Anyone concerned about the domestic terrorism threat should be comforted to know that the U.S. food industry and federal government are busy enacting measures to protect the food supply.
But a rush to take action runs the risk of launching initiatives that aren't effective or, worse, are actually detrimental because they aren't well planned. More on that in a moment.
First, the good news: Many players have stepped up to the plate with proactive and beneficial food-security efforts.
The Food Marketing Institute and the Grocery Manufacturers of America are jointly creating a food-security contact database of key industry trading partners, as outlined by FMI's Tim Hammonds in a story on Page 26. The database project's goal is rapid communication in an emergency. Once the database is completed, there will be a recall simulation to test the system, according to Susan Stout, GMA's vice president of Federal Affairs.
FMI also serves as the food-industry coordinator for the Information Sharing and Analysis Center (ISAC), which is the food industry's liaison to the Homeland Security Department. FMI and the National Food Processors Association have developed a joint security manual that includes checklists for food processors and retailers.
The Customs Service has climbed on board the new security bandwagon with a program praised in importer circles. Called "Customs-Trade Partnership Against Terrorism," or C-TPAT, the recently launched joint government-business initiative enables importers to receive faster processing at ports if they successfully meet certain advance requirements, including a security check.
Now for the problem. A program aimed at fostering security isn't necessarily an automatic win. It has to be designed well. That's GMA's point as it calls for modifications to proposed Food and Drug Administration rules that intend to protect the security of the food supply. FDA unveiled rules on how food companies should provide prior notice to the government about imports. But GMA contends the rules go beyond what Congress decreed in the Bioterrorism Act of 2001.
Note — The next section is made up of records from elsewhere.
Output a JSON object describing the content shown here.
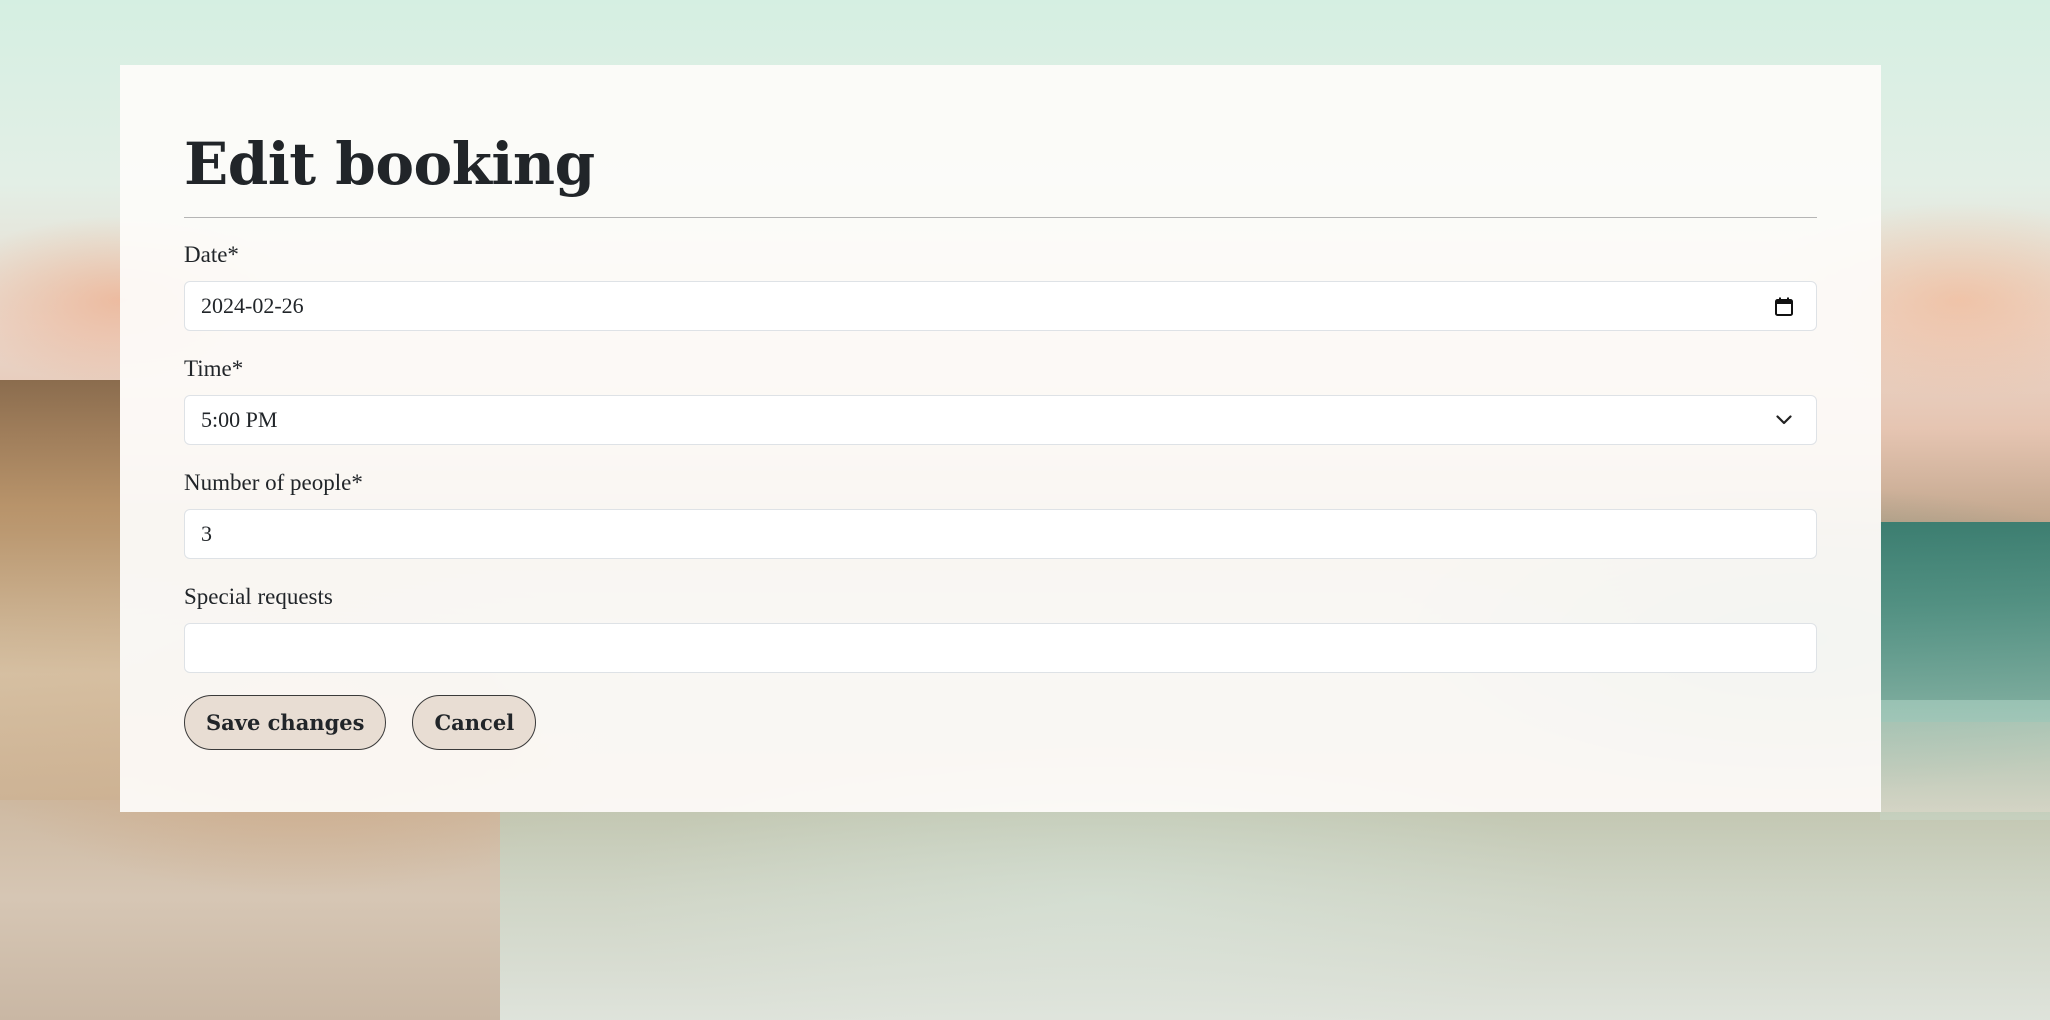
{
  "form": {
    "title": "Edit booking",
    "fields": {
      "date": {
        "label": "Date*",
        "value": "2024-02-26",
        "icon": "calendar-icon"
      },
      "time": {
        "label": "Time*",
        "value": "5:00 PM",
        "icon": "chevron-down-icon"
      },
      "people": {
        "label": "Number of people*",
        "value": "3"
      },
      "requests": {
        "label": "Special requests",
        "value": ""
      }
    },
    "buttons": {
      "save": "Save changes",
      "cancel": "Cancel"
    }
  },
  "colors": {
    "button_bg": "#e8ddd3",
    "text": "#212529",
    "card_bg": "#fdfcfa"
  }
}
The problem is FDA seeks documentation that is far too complicated and information that often isn't available in the time frame required. For instance, FDA wants notice of shipments by noon the day before product enters the U.S. But some of the information isn't available that early, and imports run the risk of being stopped and held at the border until the issue can be rectified, which can take up to two days. Other concerns about FDA rules include requirements for too much extraneous information and the inability to streamline the system by reducing the number of notices needed. "This process can fall under its own weight," Stout said.
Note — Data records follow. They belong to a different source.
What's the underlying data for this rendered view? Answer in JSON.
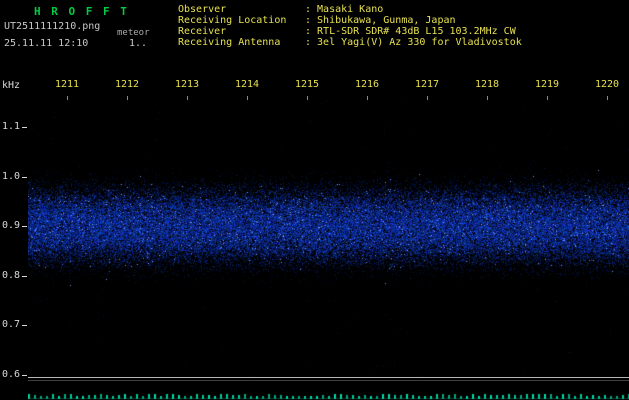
{
  "colors": {
    "background": "#000000",
    "title_green": "#00cc44",
    "header_yellow": "#e6e050",
    "text_gray": "#c8c8c8",
    "axis_white": "#d8d8d8",
    "tick_yellow": "#e6e050",
    "separator_gray": "#b8b8b8",
    "baseline_cyan": "#00c896",
    "noise_blue_bright": "#7f9fff",
    "noise_blue_mid": "#2244cc",
    "noise_blue_dark": "#0a1a66"
  },
  "header": {
    "app_title": "H R O F F T",
    "filename": "UT2511111210.png",
    "tag": "meteor",
    "datetime": "25.11.11 12:10",
    "extra": "1..",
    "info_rows": [
      {
        "label": "Observer",
        "value": ": Masaki Kano"
      },
      {
        "label": "Receiving Location",
        "value": ": Shibukawa, Gunma, Japan"
      },
      {
        "label": "Receiver",
        "value": ": RTL-SDR SDR# 43dB L15 103.2MHz CW"
      },
      {
        "label": "Receiving Antenna",
        "value": ": 3el Yagi(V) Az 330 for Vladivostok"
      }
    ]
  },
  "chart_data": {
    "type": "heatmap",
    "subtype": "radio-meteor-spectrogram",
    "title": "",
    "grid": false,
    "x_axis": {
      "unit": "hhmm (UT)",
      "tick_labels": [
        "1211",
        "1212",
        "1213",
        "1214",
        "1215",
        "1216",
        "1217",
        "1218",
        "1219",
        "1220"
      ]
    },
    "y_axis": {
      "label": "kHz",
      "tick_labels": [
        "1.1",
        "1.0",
        "0.9",
        "0.8",
        "0.7",
        "0.6"
      ],
      "range_khz": [
        0.55,
        1.15
      ]
    },
    "noise_band": {
      "center_khz": 0.9,
      "extent_khz": [
        0.8,
        1.0
      ],
      "appearance": "continuous speckled blue noise band spanning full width, no meteor echo spikes"
    },
    "bottom_level_graph": {
      "appearance": "flat baseline of short cyan ticks along bottom edge, no activity peaks"
    }
  }
}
That result would help no one and actually could endanger food security if it doesn't work. GMA has called for modifications that can alter the plan to make it more manageable. It is hoped FDA, which has encouraged input, will carefully consider these suggestions.
Our society is newly enlightened to the need to protect itself and is willing to make sacrifices that are legitimate. Retailers and manufacturers are already experiencing slower imports because of heightened security requirements. But new regulations should be scrutinized to ensure they are practical. Government shouldn't create major bottlenecks to the flow of trade unless a clear security benefit is present.